Jeremiah M. Rusk (1889–1893)
Jeremiah McLain Rusk was born in 1830 in Deerfield Township, Ohio. After working on the family farm in Ohio, he moved to Wisconsin, where he bought a farm of his own and entered local politics.
After serving in the Wisconsin state legislature in 1862, Rusk joined the Twenty-Fifth Wisconsin Volunteers, saw action in the Civil War, and was promoted to the rank of lieutenant colonel. Following the war, he returned home, where he farmed and served as Wisconsin’s bank controller from 1865 to 1869. He was elected to the U.S. House of Representatives as a Republican in 1870, remaining there from 1871 to 1877.

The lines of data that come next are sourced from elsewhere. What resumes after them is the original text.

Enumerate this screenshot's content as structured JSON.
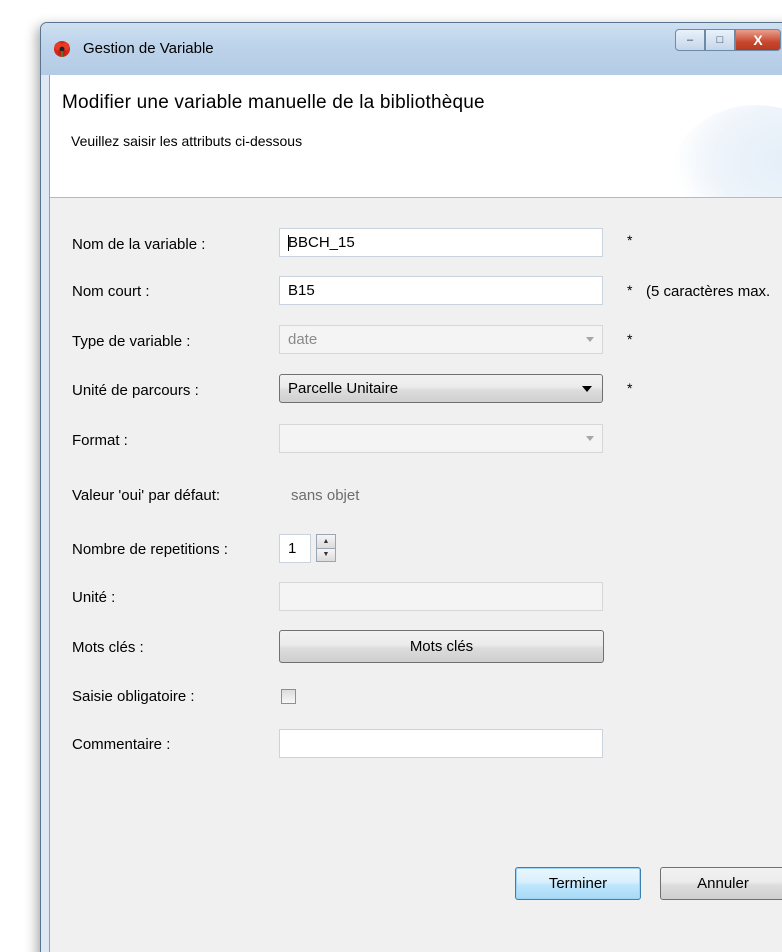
{
  "window": {
    "title": "Gestion de Variable",
    "minimize_glyph": "–",
    "maximize_glyph": "□",
    "close_glyph": "X"
  },
  "header": {
    "title": "Modifier une variable manuelle de la bibliothèque",
    "subtitle": "Veuillez saisir les attributs ci-dessous"
  },
  "form": {
    "nom_variable": {
      "label": "Nom de la variable :",
      "value": "BBCH_15",
      "required_mark": "*"
    },
    "nom_court": {
      "label": "Nom court :",
      "value": "B15",
      "required_mark": "*",
      "hint": "(5 caractères max."
    },
    "type_variable": {
      "label": "Type de variable :",
      "value": "date",
      "required_mark": "*"
    },
    "unite_parcours": {
      "label": "Unité de parcours :",
      "value": "Parcelle Unitaire",
      "required_mark": "*"
    },
    "format": {
      "label": "Format :",
      "value": ""
    },
    "valeur_oui": {
      "label": "Valeur 'oui' par défaut:",
      "value": "sans objet"
    },
    "repetitions": {
      "label": "Nombre de repetitions :",
      "value": "1"
    },
    "unite": {
      "label": "Unité :",
      "value": ""
    },
    "mots_cles": {
      "label": "Mots clés :",
      "button_label": "Mots clés"
    },
    "saisie_obligatoire": {
      "label": "Saisie obligatoire :",
      "checked": false
    },
    "commentaire": {
      "label": "Commentaire :",
      "value": ""
    }
  },
  "footer": {
    "finish_label": "Terminer",
    "cancel_label": "Annuler"
  },
  "colors": {
    "titlebar": "#bcd3ea",
    "client_bg": "#f0f0f0",
    "primary_button": "#bee6fd",
    "close_button": "#c9472e"
  }
}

Rusk also served three terms as governor of Wisconsin (1882-1888) before becoming the nation’s first secretary of agriculture in 1889. Appointed by Benjamin Harrison, Rusk served for the entirety of the Harrison administration. He was integral in encouraging the American fiber industry and bringing an end to a European boycott of American pork.

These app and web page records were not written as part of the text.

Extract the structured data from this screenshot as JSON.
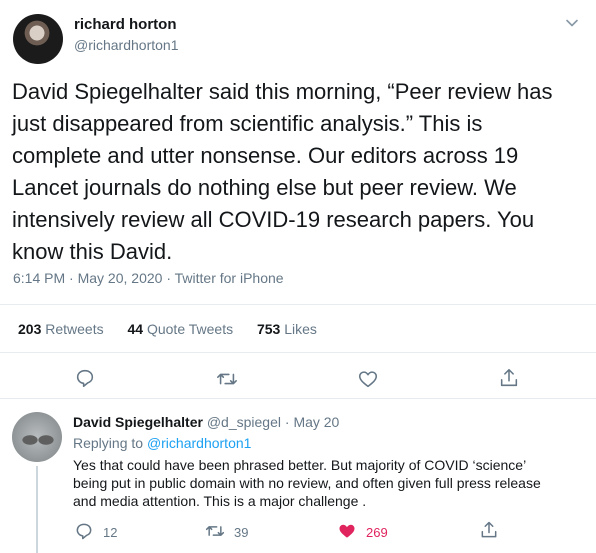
{
  "tweet": {
    "author_name": "richard horton",
    "author_handle": "@richardhorton1",
    "text": "David Spiegelhalter said this morning, “Peer review has\njust disappeared from scientific analysis.” This is\ncomplete and utter nonsense. Our editors across 19\nLancet journals do nothing else but peer review. We\nintensively review all COVID-19 research papers. You\nknow this David.",
    "time": "6:14 PM",
    "date": "May 20, 2020",
    "source": "Twitter for iPhone",
    "separator": " · ",
    "stats": {
      "retweets_count": "203",
      "retweets_label": " Retweets",
      "quotes_count": "44",
      "quotes_label": " Quote Tweets",
      "likes_count": "753",
      "likes_label": " Likes"
    }
  },
  "reply": {
    "author_name": "David Spiegelhalter",
    "author_handle": "@d_spiegel",
    "date": "May 20",
    "separator": " · ",
    "replying_prefix": "Replying to ",
    "replying_to": "@richardhorton1",
    "text": "Yes that could have been phrased better. But majority of  COVID ‘science’\nbeing put in public domain with no review, and often given full press release\nand media attention. This is a major challenge .",
    "reply_count": "12",
    "retweet_count": "39",
    "like_count": "269"
  },
  "colors": {
    "accent": "#1da1f2",
    "secondary_text": "#657786",
    "like_active": "#e0245e"
  },
  "icons": [
    "caret-down-icon",
    "reply-icon",
    "retweet-icon",
    "like-icon",
    "share-icon"
  ]
}
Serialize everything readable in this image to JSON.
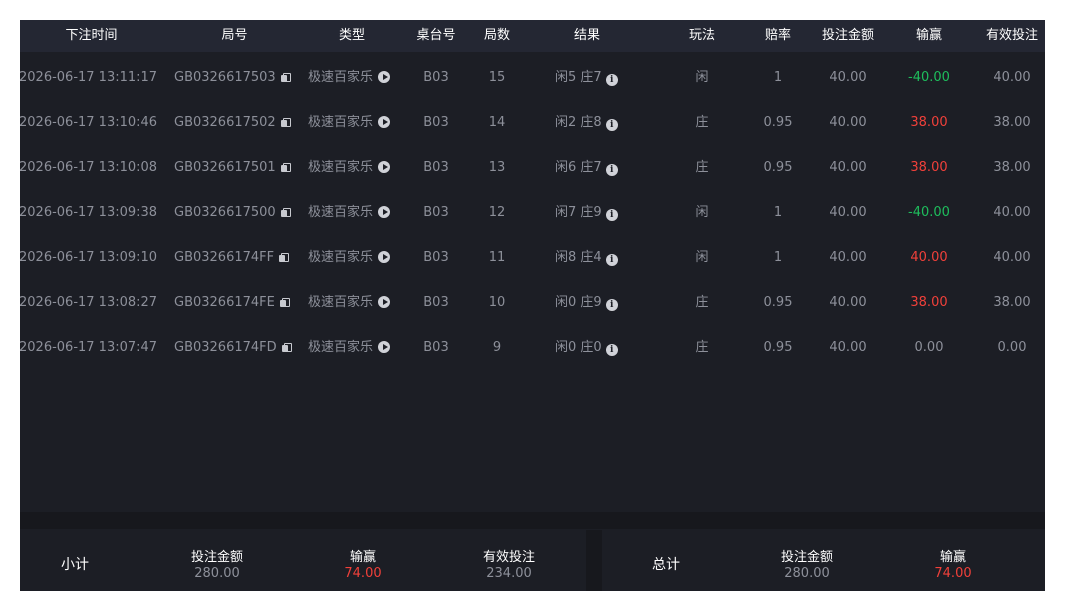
{
  "table": {
    "headers": [
      "下注时间",
      "局号",
      "类型",
      "桌台号",
      "局数",
      "结果",
      "玩法",
      "赔率",
      "投注金额",
      "输赢",
      "有效投注"
    ],
    "rows": [
      {
        "time": "2026-06-17 13:11:17",
        "round_id": "GB0326617503",
        "type": "极速百家乐",
        "table": "B03",
        "round": "15",
        "result": "闲5 庄7",
        "play": "闲",
        "odds": "1",
        "bet": "40.00",
        "win": "-40.00",
        "win_sign": "neg",
        "valid": "40.00"
      },
      {
        "time": "2026-06-17 13:10:46",
        "round_id": "GB0326617502",
        "type": "极速百家乐",
        "table": "B03",
        "round": "14",
        "result": "闲2 庄8",
        "play": "庄",
        "odds": "0.95",
        "bet": "40.00",
        "win": "38.00",
        "win_sign": "pos",
        "valid": "38.00"
      },
      {
        "time": "2026-06-17 13:10:08",
        "round_id": "GB0326617501",
        "type": "极速百家乐",
        "table": "B03",
        "round": "13",
        "result": "闲6 庄7",
        "play": "庄",
        "odds": "0.95",
        "bet": "40.00",
        "win": "38.00",
        "win_sign": "pos",
        "valid": "38.00"
      },
      {
        "time": "2026-06-17 13:09:38",
        "round_id": "GB0326617500",
        "type": "极速百家乐",
        "table": "B03",
        "round": "12",
        "result": "闲7 庄9",
        "play": "闲",
        "odds": "1",
        "bet": "40.00",
        "win": "-40.00",
        "win_sign": "neg",
        "valid": "40.00"
      },
      {
        "time": "2026-06-17 13:09:10",
        "round_id": "GB03266174FF",
        "type": "极速百家乐",
        "table": "B03",
        "round": "11",
        "result": "闲8 庄4",
        "play": "闲",
        "odds": "1",
        "bet": "40.00",
        "win": "40.00",
        "win_sign": "pos",
        "valid": "40.00"
      },
      {
        "time": "2026-06-17 13:08:27",
        "round_id": "GB03266174FE",
        "type": "极速百家乐",
        "table": "B03",
        "round": "10",
        "result": "闲0 庄9",
        "play": "庄",
        "odds": "0.95",
        "bet": "40.00",
        "win": "38.00",
        "win_sign": "pos",
        "valid": "38.00"
      },
      {
        "time": "2026-06-17 13:07:47",
        "round_id": "GB03266174FD",
        "type": "极速百家乐",
        "table": "B03",
        "round": "9",
        "result": "闲0 庄0",
        "play": "庄",
        "odds": "0.95",
        "bet": "40.00",
        "win": "0.00",
        "win_sign": "zero",
        "valid": "0.00"
      }
    ]
  },
  "subtotal": {
    "title": "小计",
    "bet_label": "投注金额",
    "bet_value": "280.00",
    "win_label": "输赢",
    "win_value": "74.00",
    "valid_label": "有效投注",
    "valid_value": "234.00"
  },
  "total": {
    "title": "总计",
    "bet_label": "投注金额",
    "bet_value": "280.00",
    "win_label": "输赢",
    "win_value": "74.00"
  },
  "colors": {
    "negative": "#1ebd5c",
    "positive": "#f0403a",
    "header_bg": "#242733",
    "panel_bg": "#1c1e25"
  },
  "icons": {
    "round_id": "copy-icon",
    "type": "play-icon",
    "result": "info-icon"
  }
}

Following his tenure in the Harrison cabinet, Jeremiah McLain Rusk returned to Wisconsin, where he died in 1893.